Repeat, exactly and in full, the lines of the listing below, but without any pictures.

**Data provided**
----------------------------------------

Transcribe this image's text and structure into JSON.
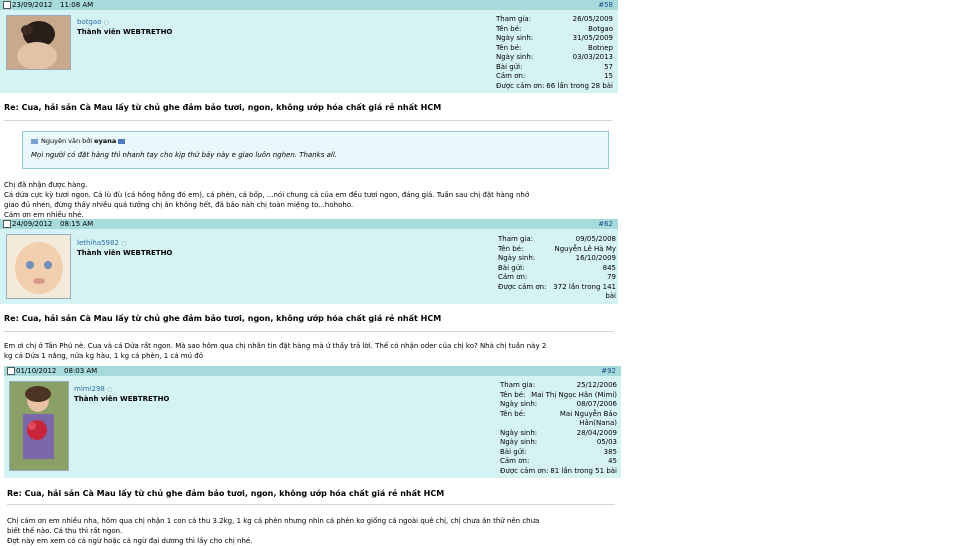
{
  "posts": [
    {
      "date": "23/09/2012",
      "time": "11:08 AM",
      "num": "#58",
      "username": "botgao",
      "user_title": "Thành viên WEBTRETHO",
      "stats": [
        {
          "k": "Tham gia:",
          "v": "26/05/2009"
        },
        {
          "k": "Tên bé:",
          "v": "Botgao"
        },
        {
          "k": "Ngày sinh:",
          "v": "31/05/2009"
        },
        {
          "k": "Tên bé:",
          "v": "Botnep"
        },
        {
          "k": "Ngày sinh:",
          "v": "03/03/2013"
        },
        {
          "k": "Bài gửi:",
          "v": "57"
        },
        {
          "k": "Cảm ơn:",
          "v": "15"
        },
        {
          "k": "Được cảm ơn:",
          "v": "66 lần trong 28 bài"
        }
      ],
      "title": "Re: Cua, hải sản Cà Mau lấy từ chủ ghe đảm bảo tươi, ngon, không ướp hóa chất giá rẻ nhất HCM",
      "quote_author_prefix": "Nguyên văn bởi",
      "quote_author": "eyana",
      "quote_text": "Mọi người có đặt hàng thì nhanh tay cho kịp thứ bảy này e giao luôn nghen. Thanks all.",
      "body": [
        "Chị đã nhận được hàng.",
        "Cá dứa cực kỳ tươi ngon. Cá lù đù (cá hồng hồng đó em), cá phèn, cá bốp, ...nói chung cá của em đều tươi ngon, đáng giá. Tuần sau chị đặt hàng nhớ",
        "giao đủ nhen, đừng thấy nhiều quá tưởng chị ăn không hết, đã bảo nàh chị toàn miệng to...hohoho.",
        "Cám ơn em nhiều nhé."
      ]
    },
    {
      "date": "24/09/2012",
      "time": "08:15 AM",
      "num": "#62",
      "username": "lethiha5982",
      "user_title": "Thành viên WEBTRETHO",
      "stats": [
        {
          "k": "Tham gia:",
          "v": "09/05/2008"
        },
        {
          "k": "Tên bé:",
          "v": "Nguyễn Lê Hà My"
        },
        {
          "k": "Ngày sinh:",
          "v": "16/10/2009"
        },
        {
          "k": "Bài gửi:",
          "v": "845"
        },
        {
          "k": "Cảm ơn:",
          "v": "79"
        },
        {
          "k": "Được cảm ơn:",
          "v": "372 lần trong 141"
        },
        {
          "k": "",
          "v": "bài"
        }
      ],
      "title": "Re: Cua, hải sản Cà Mau lấy từ chủ ghe đảm bảo tươi, ngon, không ướp hóa chất giá rẻ nhất HCM",
      "body": [
        "Em ơi chị ở Tân Phú nè. Cua và cá Dứa rất ngon. Mà sao hôm qua chị nhắn tin đặt hàng mà ứ thấy trả lời. Thế có nhận oder của chị ko? Nhà chị tuần này 2",
        "kg cá Dứa 1 nắng, nửa kg hàu, 1 kg cá phèn, 1 cá mú đỏ"
      ]
    },
    {
      "date": "01/10/2012",
      "time": "08:03 AM",
      "num": "#92",
      "username": "mimi298",
      "user_title": "Thành viên WEBTRETHO",
      "stats": [
        {
          "k": "Tham gia:",
          "v": "25/12/2006"
        },
        {
          "k": "Tên bé:",
          "v": "Mai Thị Ngọc Hân (Mimi)"
        },
        {
          "k": "Ngày sinh:",
          "v": "08/07/2006"
        },
        {
          "k": "Tên bé:",
          "v": "Mai Nguyễn Bảo"
        },
        {
          "k": "",
          "v": "Hân(Nana)"
        },
        {
          "k": "Ngày sinh:",
          "v": "28/04/2009"
        },
        {
          "k": "Ngày sinh:",
          "v": "05/03"
        },
        {
          "k": "Bài gửi:",
          "v": "385"
        },
        {
          "k": "Cảm ơn:",
          "v": "45"
        },
        {
          "k": "Được cảm ơn:",
          "v": "81 lần trong 51 bài"
        }
      ],
      "title": "Re: Cua, hải sản Cà Mau lấy từ chủ ghe đảm bảo tươi, ngon, không ướp hóa chất giá rẻ nhất HCM",
      "body": [
        "Chị cám ơn em nhiều nha, hôm qua chị nhận 1 con cá thu 3.2kg, 1 kg cá phèn nhưng nhìn cá phèn ko giống cá ngoài quê chị, chị chưa ăn thử nên chưa",
        "biết thế nào. Cá thu thì rất ngon.",
        "Đợt này em xem có cá ngừ hoặc cá ngừ đại dương thì lấy cho chị nhé."
      ]
    }
  ]
}
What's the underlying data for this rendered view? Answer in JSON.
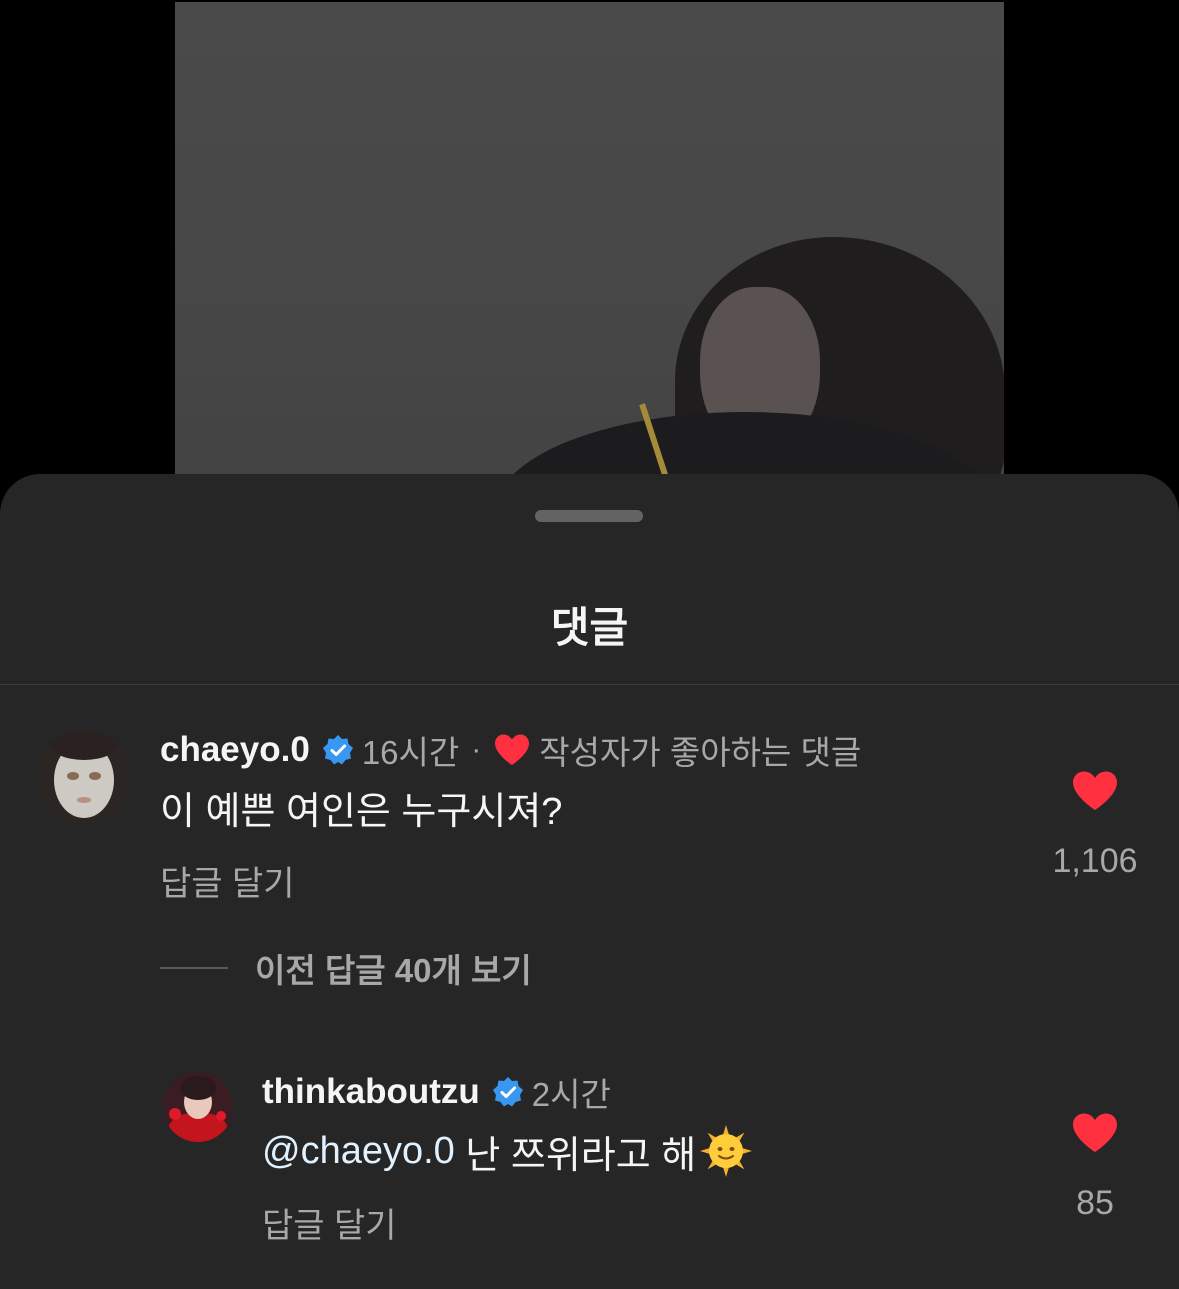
{
  "sheet": {
    "title": "댓글"
  },
  "comments": [
    {
      "username": "chaeyo.0",
      "time": "16시간",
      "separator": "·",
      "author_liked_label": "작성자가 좋아하는 댓글",
      "text": "이 예쁜 여인은 누구시져?",
      "reply_label": "답글 달기",
      "like_count": "1,106"
    }
  ],
  "view_previous_replies": "이전 답글 40개 보기",
  "replies": [
    {
      "username": "thinkaboutzu",
      "time": "2시간",
      "mention": "@chaeyo.0",
      "text": " 난 쯔위라고 해",
      "emoji": "sun-with-face",
      "reply_label": "답글 달기",
      "like_count": "85"
    }
  ],
  "colors": {
    "heart": "#ff3040",
    "verified": "#3897f0",
    "sheet_bg": "#262626",
    "secondary_text": "#a8a8a8"
  }
}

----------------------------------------

**Answer box**
Transcribe this image's text and structure into JSON.
{
  "posts": [
    {
      "date": "23/09/2012",
      "time": "11:08 AM",
      "num": "#58",
      "username": "botgao",
      "user_title": "Thành viên WEBTRETHO",
      "stats": [
        {
          "k": "Tham gia:",
          "v": "26/05/2009"
        },
        {
          "k": "Tên bé:",
          "v": "Botgao"
        },
        {
          "k": "Ngày sinh:",
          "v": "31/05/2009"
        },
        {
          "k": "Tên bé:",
          "v": "Botnep"
        },
        {
          "k": "Ngày sinh:",
          "v": "03/03/2013"
        },
        {
          "k": "Bài gửi:",
          "v": "57"
        },
        {
          "k": "Cảm ơn:",
          "v": "15"
        },
        {
          "k": "Được cảm ơn:",
          "v": "66 lần trong 28 bài"
        }
      ],
      "title": "Re: Cua, hải sản Cà Mau lấy từ chủ ghe đảm bảo tươi, ngon, không ướp hóa chất giá rẻ nhất HCM",
      "quote_author_prefix": "Nguyên văn bởi",
      "quote_author": "eyana",
      "quote_text": "Mọi người có đặt hàng thì nhanh tay cho kịp thứ bảy này e giao luôn nghen. Thanks all.",
      "body": [
        "Chị đã nhận được hàng.",
        "Cá dứa cực kỳ tươi ngon. Cá lù đù (cá hồng hồng đó em), cá phèn, cá bốp, ...nói chung cá của em đều tươi ngon, đáng giá. Tuần sau chị đặt hàng nhớ",
        "giao đủ nhen, đừng thấy nhiều quá tưởng chị ăn không hết, đã bảo nàh chị toàn miệng to...hohoho.",
        "Cám ơn em nhiều nhé."
      ]
    },
    {
      "date": "24/09/2012",
      "time": "08:15 AM",
      "num": "#62",
      "username": "lethiha5982",
      "user_title": "Thành viên WEBTRETHO",
      "stats": [
        {
          "k": "Tham gia:",
          "v": "09/05/2008"
        },
        {
          "k": "Tên bé:",
          "v": "Nguyễn Lê Hà My"
        },
        {
          "k": "Ngày sinh:",
          "v": "16/10/2009"
        },
        {
          "k": "Bài gửi:",
          "v": "845"
        },
        {
          "k": "Cảm ơn:",
          "v": "79"
        },
        {
          "k": "Được cảm ơn:",
          "v": "372 lần trong 141"
        },
        {
          "k": "",
          "v": "bài"
        }
      ],
      "title": "Re: Cua, hải sản Cà Mau lấy từ chủ ghe đảm bảo tươi, ngon, không ướp hóa chất giá rẻ nhất HCM",
      "body": [
        "Em ơi chị ở Tân Phú nè. Cua và cá Dứa rất ngon. Mà sao hôm qua chị nhắn tin đặt hàng mà ứ thấy trả lời. Thế có nhận oder của chị ko? Nhà chị tuần này 2",
        "kg cá Dứa 1 nắng, nửa kg hàu, 1 kg cá phèn, 1 cá mú đỏ"
      ]
    },
    {
      "date": "01/10/2012",
      "time": "08:03 AM",
      "num": "#92",
      "username": "mimi298",
      "user_title": "Thành viên WEBTRETHO",
      "stats": [
        {
          "k": "Tham gia:",
          "v": "25/12/2006"
        },
        {
          "k": "Tên bé:",
          "v": "Mai Thị Ngọc Hân (Mimi)"
        },
        {
          "k": "Ngày sinh:",
          "v": "08/07/2006"
        },
        {
          "k": "Tên bé:",
          "v": "Mai Nguyễn Bảo"
        },
        {
          "k": "",
          "v": "Hân(Nana)"
        },
        {
          "k": "Ngày sinh:",
          "v": "28/04/2009"
        },
        {
          "k": "Ngày sinh:",
          "v": "05/03"
        },
        {
          "k": "Bài gửi:",
          "v": "385"
        },
        {
          "k": "Cảm ơn:",
          "v": "45"
        },
        {
          "k": "Được cảm ơn:",
          "v": "81 lần trong 51 bài"
        }
      ],
      "title": "Re: Cua, hải sản Cà Mau lấy từ chủ ghe đảm bảo tươi, ngon, không ướp hóa chất giá rẻ nhất HCM",
      "body": [
        "Chị cám ơn em nhiều nha, hôm qua chị nhận 1 con cá thu 3.2kg, 1 kg cá phèn nhưng nhìn cá phèn ko giống cá ngoài quê chị, chị chưa ăn thử nên chưa",
        "biết thế nào. Cá thu thì rất ngon.",
        "Đợt này em xem có cá ngừ hoặc cá ngừ đại dương thì lấy cho chị nhé."
      ]
    }
  ]
}
What's the underlying data for this rendered view? Answer in JSON.
{
  "sheet": {
    "title": "댓글"
  },
  "comments": [
    {
      "username": "chaeyo.0",
      "time": "16시간",
      "separator": "·",
      "author_liked_label": "작성자가 좋아하는 댓글",
      "text": "이 예쁜 여인은 누구시져?",
      "reply_label": "답글 달기",
      "like_count": "1,106"
    }
  ],
  "view_previous_replies": "이전 답글 40개 보기",
  "replies": [
    {
      "username": "thinkaboutzu",
      "time": "2시간",
      "mention": "@chaeyo.0",
      "text": " 난 쯔위라고 해",
      "emoji": "sun-with-face",
      "reply_label": "답글 달기",
      "like_count": "85"
    }
  ],
  "colors": {
    "heart": "#ff3040",
    "verified": "#3897f0",
    "sheet_bg": "#262626",
    "secondary_text": "#a8a8a8"
  }
}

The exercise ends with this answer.